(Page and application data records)
--- --- ---

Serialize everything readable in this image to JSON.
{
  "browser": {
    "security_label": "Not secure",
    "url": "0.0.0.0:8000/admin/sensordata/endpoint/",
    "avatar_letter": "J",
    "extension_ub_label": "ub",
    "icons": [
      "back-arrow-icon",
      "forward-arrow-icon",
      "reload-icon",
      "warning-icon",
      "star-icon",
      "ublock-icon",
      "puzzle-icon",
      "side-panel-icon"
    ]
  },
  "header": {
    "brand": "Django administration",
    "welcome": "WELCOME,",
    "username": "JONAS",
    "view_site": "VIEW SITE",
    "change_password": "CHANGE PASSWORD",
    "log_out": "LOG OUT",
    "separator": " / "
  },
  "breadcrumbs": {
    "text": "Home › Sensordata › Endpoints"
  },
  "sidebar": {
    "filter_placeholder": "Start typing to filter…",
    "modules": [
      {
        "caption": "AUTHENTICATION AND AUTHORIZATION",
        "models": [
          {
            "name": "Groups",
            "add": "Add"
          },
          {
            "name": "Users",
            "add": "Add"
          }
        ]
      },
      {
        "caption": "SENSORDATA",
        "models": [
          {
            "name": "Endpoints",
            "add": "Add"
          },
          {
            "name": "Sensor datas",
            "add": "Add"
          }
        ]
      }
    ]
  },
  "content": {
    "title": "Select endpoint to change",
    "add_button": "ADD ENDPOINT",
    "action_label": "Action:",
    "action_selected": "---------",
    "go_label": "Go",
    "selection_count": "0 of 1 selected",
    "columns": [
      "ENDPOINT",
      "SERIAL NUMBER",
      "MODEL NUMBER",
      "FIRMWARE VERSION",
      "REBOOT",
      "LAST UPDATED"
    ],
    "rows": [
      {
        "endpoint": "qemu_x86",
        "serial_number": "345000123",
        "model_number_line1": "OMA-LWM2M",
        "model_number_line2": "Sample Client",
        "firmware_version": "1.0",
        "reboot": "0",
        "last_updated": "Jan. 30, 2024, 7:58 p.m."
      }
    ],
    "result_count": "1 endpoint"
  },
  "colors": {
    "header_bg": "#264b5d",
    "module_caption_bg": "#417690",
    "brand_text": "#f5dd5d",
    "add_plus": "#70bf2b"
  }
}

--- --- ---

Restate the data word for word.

Serialize everything readable in this image to JSON.
{
  "browser": {
    "security_label": "Not secure",
    "url": "0.0.0.0:8000/admin/sensordata/endpoint/",
    "avatar_letter": "J",
    "extension_ub_label": "ub",
    "icons": [
      "back-arrow-icon",
      "forward-arrow-icon",
      "reload-icon",
      "warning-icon",
      "star-icon",
      "ublock-icon",
      "puzzle-icon",
      "side-panel-icon"
    ]
  },
  "header": {
    "brand": "Django administration",
    "welcome": "WELCOME,",
    "username": "JONAS",
    "view_site": "VIEW SITE",
    "change_password": "CHANGE PASSWORD",
    "log_out": "LOG OUT",
    "separator": " / "
  },
  "breadcrumbs": {
    "text": "Home › Sensordata › Endpoints"
  },
  "sidebar": {
    "filter_placeholder": "Start typing to filter…",
    "modules": [
      {
        "caption": "AUTHENTICATION AND AUTHORIZATION",
        "models": [
          {
            "name": "Groups",
            "add": "Add"
          },
          {
            "name": "Users",
            "add": "Add"
          }
        ]
      },
      {
        "caption": "SENSORDATA",
        "models": [
          {
            "name": "Endpoints",
            "add": "Add"
          },
          {
            "name": "Sensor datas",
            "add": "Add"
          }
        ]
      }
    ]
  },
  "content": {
    "title": "Select endpoint to change",
    "add_button": "ADD ENDPOINT",
    "action_label": "Action:",
    "action_selected": "---------",
    "go_label": "Go",
    "selection_count": "0 of 1 selected",
    "columns": [
      "ENDPOINT",
      "SERIAL NUMBER",
      "MODEL NUMBER",
      "FIRMWARE VERSION",
      "REBOOT",
      "LAST UPDATED"
    ],
    "rows": [
      {
        "endpoint": "qemu_x86",
        "serial_number": "345000123",
        "model_number_line1": "OMA-LWM2M",
        "model_number_line2": "Sample Client",
        "firmware_version": "1.0",
        "reboot": "0",
        "last_updated": "Jan. 30, 2024, 7:58 p.m."
      }
    ],
    "result_count": "1 endpoint"
  },
  "colors": {
    "header_bg": "#264b5d",
    "module_caption_bg": "#417690",
    "brand_text": "#f5dd5d",
    "add_plus": "#70bf2b"
  }
}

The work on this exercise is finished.